The new national law was signed by U.S. President Donald Trump on Dec. 20th and is officially in effect nationwide. The law applies to the sale of all tobacco products, including e-cigarettes, making it illegal for anyone under the age of 21 to buy these products.
The law is being enforced by the FDA, which released a statement on its Web site, saying it is now “illegal for a retailer to sell any tobacco product – including cigarettes, cigars, and e-cigarettes- to anyone under 21.”
The new federal law that increases the age to 21 is another layer onto state laws addressing tobacco sales and usage. A new state law was signed in 2019 by S.C. Gov. Henry McMaster, requiring that all school districts in the state become tobacco-free campuses. This same law also now says that no one underage can enter into a retail establishment that primarily sells tobacco, such as an E-Cigarette or vaping shop.
According to the national Centers for Disease Control and Prevention, approximately 6.2 million middle and high school students in the United States used some tobacco product in 2019.
The new tobacco-age law is only one in many new state laws now in effect in South Carolina.

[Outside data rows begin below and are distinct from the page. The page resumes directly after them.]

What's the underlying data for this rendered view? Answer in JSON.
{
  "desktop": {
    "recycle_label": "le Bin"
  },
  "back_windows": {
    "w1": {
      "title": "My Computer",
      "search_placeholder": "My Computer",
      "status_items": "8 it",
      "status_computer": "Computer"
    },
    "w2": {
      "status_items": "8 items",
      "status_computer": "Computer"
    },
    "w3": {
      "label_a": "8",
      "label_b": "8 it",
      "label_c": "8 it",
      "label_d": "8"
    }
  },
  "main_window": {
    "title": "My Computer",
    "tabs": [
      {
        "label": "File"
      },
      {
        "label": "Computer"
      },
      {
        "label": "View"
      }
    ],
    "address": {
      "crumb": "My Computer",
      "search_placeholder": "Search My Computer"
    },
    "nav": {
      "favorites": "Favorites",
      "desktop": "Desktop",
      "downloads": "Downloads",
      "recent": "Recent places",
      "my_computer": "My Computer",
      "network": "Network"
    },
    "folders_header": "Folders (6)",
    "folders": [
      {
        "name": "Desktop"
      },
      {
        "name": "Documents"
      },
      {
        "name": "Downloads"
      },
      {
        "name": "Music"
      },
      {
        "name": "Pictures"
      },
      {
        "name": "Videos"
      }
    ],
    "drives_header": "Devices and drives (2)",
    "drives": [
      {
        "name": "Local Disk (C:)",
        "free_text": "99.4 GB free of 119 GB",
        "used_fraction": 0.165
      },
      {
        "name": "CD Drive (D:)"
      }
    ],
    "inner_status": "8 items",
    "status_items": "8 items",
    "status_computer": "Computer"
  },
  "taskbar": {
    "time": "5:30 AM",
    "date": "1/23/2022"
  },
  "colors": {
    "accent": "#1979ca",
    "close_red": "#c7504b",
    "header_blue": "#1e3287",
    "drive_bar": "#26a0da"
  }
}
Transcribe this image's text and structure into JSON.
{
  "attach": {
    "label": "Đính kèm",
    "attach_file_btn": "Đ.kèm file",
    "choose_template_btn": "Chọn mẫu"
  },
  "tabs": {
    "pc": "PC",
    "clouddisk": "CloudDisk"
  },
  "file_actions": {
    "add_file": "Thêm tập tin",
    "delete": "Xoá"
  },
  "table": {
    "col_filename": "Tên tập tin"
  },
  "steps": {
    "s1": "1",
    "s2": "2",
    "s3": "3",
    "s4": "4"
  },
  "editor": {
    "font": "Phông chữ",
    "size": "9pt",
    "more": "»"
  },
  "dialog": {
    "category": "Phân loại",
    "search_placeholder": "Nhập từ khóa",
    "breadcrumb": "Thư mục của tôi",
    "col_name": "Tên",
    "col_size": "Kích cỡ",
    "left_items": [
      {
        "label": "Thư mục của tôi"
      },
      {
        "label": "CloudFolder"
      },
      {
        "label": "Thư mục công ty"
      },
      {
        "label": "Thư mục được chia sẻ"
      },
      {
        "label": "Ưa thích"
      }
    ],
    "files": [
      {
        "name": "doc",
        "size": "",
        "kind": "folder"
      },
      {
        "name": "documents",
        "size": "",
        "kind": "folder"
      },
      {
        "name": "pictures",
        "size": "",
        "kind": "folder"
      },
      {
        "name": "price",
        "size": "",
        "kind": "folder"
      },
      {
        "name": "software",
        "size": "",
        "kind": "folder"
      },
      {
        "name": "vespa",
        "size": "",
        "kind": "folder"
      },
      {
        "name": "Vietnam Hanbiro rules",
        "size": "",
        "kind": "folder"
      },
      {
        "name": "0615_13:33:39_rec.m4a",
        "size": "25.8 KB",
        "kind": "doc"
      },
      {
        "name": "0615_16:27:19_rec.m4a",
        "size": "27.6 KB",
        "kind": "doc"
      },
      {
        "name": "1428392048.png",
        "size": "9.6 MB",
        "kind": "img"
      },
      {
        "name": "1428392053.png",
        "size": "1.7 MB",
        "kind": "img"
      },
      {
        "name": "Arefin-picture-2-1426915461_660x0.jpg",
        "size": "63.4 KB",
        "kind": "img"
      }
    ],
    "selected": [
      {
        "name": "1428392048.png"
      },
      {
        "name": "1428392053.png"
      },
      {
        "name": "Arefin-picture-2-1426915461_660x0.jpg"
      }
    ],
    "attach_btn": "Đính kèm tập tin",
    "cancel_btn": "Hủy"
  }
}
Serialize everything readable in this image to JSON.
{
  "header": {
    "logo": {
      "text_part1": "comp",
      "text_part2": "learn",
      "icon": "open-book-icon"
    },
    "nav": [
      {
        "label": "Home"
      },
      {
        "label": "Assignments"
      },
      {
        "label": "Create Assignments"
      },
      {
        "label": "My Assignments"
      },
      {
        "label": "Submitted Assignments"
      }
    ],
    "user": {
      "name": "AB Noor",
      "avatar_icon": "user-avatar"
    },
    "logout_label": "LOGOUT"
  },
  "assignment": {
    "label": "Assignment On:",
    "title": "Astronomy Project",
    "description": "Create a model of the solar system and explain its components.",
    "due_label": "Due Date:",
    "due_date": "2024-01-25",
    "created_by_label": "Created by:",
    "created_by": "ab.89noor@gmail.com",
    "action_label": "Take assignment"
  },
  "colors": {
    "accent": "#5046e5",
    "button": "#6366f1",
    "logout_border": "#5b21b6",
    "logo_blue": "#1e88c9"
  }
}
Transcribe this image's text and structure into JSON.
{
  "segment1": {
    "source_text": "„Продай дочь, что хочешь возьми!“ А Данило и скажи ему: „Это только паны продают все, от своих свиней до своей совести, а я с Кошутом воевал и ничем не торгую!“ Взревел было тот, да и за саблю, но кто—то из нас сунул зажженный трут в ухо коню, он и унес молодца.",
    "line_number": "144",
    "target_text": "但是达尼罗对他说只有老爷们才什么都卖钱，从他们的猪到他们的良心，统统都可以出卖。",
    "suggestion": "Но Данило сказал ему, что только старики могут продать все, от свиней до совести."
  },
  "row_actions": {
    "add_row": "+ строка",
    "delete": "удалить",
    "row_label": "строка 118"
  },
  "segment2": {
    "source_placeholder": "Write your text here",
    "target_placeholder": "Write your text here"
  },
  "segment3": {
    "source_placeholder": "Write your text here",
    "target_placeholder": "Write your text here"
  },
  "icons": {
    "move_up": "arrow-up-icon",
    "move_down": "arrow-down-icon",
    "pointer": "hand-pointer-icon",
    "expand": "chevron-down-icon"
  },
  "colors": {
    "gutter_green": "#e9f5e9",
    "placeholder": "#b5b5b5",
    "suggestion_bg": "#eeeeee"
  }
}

In all, 108 bills were signed into law by S.C. Gov. Henry McMaster for the 2020 year.
One of these that has gained statewide attention is an ongoing effort to give some of the state’s spent gas money back into residents’ pockets. This is part of the 2018 gas tax law that is still in effect. As a part of this law, state residents can include a portion of what they spent at the pump on their 2019 tax returns.
Other new state laws include the start of a three-year phase-in for boat owners. The new law begins in 2020 and will require over the next three years that boat owners register their boat each year. Now, state laws require boat owners to register their boat every three years. The new yearly registration fee for boats costs $10 per year.
Another law now in effect, relates to the state now regulating electric cooperatives under a more watchful state eye. The new law provides an extra layer of oversight from S.C. Office of Regulatory Staff on electric cooperatives that service customers in all 46 counties throughout the Palmetto State.
According to the filed bill, electric cooperatives can now be inspected and audited by the office of regularly staff. The bill also addresses the elections to electric cooperatives: voting locations for seats onto an electric cooperative are now required to be open for a minimum of four hours and must allow for early voting. Additionally, the new state law requires incumbent trustees who are seeking reelection cannot influence the nomination nor credentials process.
S.C. Senate and the S.C. House of Representatives are set to resume their legislative session on Jan. 14th at S.C. Statehouse in Columbia.
Among their dashboard of legislation to discuss are several resolutions honoring various South Carolina residents for their service to the state.

Heather Walters (1663 Posts)